TASK OBJECTIVE: Please give the data again in full, exactly as it reads.

++++++++++

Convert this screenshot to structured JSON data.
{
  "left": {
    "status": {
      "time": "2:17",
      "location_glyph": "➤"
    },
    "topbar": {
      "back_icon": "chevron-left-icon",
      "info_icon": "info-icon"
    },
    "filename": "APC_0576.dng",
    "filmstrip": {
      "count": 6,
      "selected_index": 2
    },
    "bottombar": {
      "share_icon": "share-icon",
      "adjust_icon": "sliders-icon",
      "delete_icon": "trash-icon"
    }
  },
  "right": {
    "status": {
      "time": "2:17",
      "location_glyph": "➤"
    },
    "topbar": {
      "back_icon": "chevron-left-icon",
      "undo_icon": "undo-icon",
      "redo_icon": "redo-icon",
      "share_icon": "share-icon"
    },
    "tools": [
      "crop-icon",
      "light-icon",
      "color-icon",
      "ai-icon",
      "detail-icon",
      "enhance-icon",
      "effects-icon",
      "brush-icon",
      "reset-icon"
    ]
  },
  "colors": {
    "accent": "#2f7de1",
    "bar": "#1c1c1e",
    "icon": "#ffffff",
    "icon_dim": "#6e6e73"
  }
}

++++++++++

ANSWER FOR THE TASK:
Convert this screenshot to structured JSON data.
{
  "left": {
    "status": {
      "time": "2:17",
      "location_glyph": "➤"
    },
    "topbar": {
      "back_icon": "chevron-left-icon",
      "info_icon": "info-icon"
    },
    "filename": "APC_0576.dng",
    "filmstrip": {
      "count": 6,
      "selected_index": 2
    },
    "bottombar": {
      "share_icon": "share-icon",
      "adjust_icon": "sliders-icon",
      "delete_icon": "trash-icon"
    }
  },
  "right": {
    "status": {
      "time": "2:17",
      "location_glyph": "➤"
    },
    "topbar": {
      "back_icon": "chevron-left-icon",
      "undo_icon": "undo-icon",
      "redo_icon": "redo-icon",
      "share_icon": "share-icon"
    },
    "tools": [
      "crop-icon",
      "light-icon",
      "color-icon",
      "ai-icon",
      "detail-icon",
      "enhance-icon",
      "effects-icon",
      "brush-icon",
      "reset-icon"
    ]
  },
  "colors": {
    "accent": "#2f7de1",
    "bar": "#1c1c1e",
    "icon": "#ffffff",
    "icon_dim": "#6e6e73"
  }
}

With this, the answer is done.